▸ **Work instructions**
Retrieve all lines below that have the string "test".
START The input
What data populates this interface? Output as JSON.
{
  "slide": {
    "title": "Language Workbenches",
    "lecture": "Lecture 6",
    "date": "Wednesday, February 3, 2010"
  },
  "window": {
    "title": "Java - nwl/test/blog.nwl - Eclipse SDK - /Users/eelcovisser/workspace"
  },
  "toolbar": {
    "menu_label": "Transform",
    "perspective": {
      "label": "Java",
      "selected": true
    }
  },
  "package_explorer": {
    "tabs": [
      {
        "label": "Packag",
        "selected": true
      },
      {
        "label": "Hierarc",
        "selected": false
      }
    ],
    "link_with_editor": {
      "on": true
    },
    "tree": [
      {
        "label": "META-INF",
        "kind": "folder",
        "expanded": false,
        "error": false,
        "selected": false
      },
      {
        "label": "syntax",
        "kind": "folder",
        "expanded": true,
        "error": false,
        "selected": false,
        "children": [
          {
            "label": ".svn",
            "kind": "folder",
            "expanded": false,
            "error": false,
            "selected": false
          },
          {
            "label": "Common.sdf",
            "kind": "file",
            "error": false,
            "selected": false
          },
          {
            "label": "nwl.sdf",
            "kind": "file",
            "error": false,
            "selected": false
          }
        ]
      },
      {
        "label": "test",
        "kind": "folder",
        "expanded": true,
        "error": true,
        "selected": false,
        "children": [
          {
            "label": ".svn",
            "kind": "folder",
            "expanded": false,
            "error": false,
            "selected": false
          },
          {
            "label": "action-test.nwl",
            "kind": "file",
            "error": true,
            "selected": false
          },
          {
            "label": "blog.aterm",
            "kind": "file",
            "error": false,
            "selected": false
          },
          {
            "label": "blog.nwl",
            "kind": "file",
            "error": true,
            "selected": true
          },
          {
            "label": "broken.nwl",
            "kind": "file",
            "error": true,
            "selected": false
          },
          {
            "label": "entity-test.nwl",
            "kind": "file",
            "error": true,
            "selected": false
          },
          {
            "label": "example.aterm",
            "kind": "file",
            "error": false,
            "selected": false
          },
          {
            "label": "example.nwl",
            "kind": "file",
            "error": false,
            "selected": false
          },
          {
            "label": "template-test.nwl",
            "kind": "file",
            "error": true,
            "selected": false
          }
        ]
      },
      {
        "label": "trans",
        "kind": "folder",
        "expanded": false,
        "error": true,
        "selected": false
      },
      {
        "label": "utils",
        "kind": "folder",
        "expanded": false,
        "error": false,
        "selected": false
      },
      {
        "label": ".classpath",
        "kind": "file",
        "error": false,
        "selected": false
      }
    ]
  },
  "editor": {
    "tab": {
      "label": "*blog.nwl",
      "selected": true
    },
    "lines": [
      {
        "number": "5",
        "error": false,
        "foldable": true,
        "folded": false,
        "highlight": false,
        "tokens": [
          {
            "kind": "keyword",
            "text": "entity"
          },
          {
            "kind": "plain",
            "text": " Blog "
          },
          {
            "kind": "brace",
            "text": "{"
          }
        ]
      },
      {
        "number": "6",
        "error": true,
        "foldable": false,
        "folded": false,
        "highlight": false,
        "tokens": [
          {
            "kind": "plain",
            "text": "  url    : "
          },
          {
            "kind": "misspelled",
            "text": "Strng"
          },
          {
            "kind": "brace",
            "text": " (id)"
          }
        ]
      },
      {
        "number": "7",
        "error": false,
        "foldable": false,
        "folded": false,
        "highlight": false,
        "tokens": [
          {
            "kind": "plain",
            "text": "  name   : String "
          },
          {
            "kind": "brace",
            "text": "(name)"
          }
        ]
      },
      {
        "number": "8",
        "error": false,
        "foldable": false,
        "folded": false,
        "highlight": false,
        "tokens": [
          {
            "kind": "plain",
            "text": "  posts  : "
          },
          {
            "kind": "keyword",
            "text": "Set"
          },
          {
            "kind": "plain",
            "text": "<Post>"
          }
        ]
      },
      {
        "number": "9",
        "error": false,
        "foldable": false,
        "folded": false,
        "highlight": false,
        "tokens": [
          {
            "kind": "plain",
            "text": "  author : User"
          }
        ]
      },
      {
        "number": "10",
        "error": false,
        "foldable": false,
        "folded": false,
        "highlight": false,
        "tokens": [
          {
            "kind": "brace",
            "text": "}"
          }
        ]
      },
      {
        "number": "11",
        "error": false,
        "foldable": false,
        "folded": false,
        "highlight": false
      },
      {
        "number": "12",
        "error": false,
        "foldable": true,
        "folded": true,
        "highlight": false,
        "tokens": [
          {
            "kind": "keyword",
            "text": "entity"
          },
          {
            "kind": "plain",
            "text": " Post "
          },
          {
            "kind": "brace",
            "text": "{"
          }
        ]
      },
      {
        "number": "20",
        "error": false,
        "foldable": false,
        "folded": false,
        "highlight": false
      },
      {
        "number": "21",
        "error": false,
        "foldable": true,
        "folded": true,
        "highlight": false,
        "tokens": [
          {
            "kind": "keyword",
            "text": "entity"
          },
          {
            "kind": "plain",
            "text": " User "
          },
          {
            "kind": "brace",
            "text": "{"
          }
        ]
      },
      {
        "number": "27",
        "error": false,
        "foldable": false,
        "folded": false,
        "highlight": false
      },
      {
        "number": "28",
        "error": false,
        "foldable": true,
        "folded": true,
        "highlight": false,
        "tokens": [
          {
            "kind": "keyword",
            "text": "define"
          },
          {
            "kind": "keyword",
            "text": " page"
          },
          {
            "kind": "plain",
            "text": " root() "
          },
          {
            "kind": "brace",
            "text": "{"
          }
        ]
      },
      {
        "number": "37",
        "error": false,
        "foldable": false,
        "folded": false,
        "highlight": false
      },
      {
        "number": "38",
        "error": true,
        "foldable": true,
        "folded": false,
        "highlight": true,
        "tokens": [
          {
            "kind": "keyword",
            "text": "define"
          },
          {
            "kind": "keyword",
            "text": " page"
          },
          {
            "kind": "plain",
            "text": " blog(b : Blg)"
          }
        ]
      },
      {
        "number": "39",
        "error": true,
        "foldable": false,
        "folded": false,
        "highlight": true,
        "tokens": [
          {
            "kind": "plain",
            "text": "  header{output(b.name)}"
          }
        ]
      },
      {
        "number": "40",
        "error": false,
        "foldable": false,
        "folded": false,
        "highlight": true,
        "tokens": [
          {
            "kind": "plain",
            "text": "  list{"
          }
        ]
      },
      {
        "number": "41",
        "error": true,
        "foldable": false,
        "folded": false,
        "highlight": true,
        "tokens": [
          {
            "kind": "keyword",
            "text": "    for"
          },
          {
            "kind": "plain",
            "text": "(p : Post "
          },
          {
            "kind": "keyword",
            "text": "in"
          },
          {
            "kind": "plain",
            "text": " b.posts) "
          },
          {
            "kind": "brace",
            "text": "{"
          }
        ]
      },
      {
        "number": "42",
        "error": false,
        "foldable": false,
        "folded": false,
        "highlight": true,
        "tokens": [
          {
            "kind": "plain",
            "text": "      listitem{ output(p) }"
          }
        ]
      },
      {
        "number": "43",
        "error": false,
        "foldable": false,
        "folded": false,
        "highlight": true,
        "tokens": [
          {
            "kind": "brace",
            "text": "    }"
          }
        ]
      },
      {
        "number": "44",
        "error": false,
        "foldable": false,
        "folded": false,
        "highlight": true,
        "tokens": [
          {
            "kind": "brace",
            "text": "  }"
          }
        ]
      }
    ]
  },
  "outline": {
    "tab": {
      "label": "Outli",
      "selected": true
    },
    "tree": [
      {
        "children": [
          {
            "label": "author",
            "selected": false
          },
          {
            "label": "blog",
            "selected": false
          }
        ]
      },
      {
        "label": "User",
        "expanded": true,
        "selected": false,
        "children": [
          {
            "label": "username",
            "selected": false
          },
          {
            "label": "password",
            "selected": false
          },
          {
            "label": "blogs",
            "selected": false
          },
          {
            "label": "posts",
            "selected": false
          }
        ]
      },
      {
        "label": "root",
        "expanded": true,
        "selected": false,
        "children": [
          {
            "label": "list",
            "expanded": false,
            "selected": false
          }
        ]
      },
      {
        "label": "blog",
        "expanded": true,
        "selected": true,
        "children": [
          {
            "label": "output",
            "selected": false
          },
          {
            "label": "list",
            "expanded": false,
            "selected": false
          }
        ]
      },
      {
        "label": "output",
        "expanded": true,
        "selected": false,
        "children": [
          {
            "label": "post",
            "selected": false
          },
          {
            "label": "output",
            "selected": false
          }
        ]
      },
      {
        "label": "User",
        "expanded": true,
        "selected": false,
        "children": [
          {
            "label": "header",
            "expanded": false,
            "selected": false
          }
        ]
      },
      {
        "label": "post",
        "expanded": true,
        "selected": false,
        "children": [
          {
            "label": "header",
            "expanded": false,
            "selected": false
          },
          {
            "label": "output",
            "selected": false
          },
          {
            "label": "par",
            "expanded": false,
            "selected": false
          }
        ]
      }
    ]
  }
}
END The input
▸ **Finished exercise**
    "title": "Java - nwl/test/blog.nwl - Eclipse SDK - /Users/eelcovisser/workspace"
        "label": "test",
            "label": "action-test.nwl",
            "label": "entity-test.nwl",
            "label": "template-test.nwl",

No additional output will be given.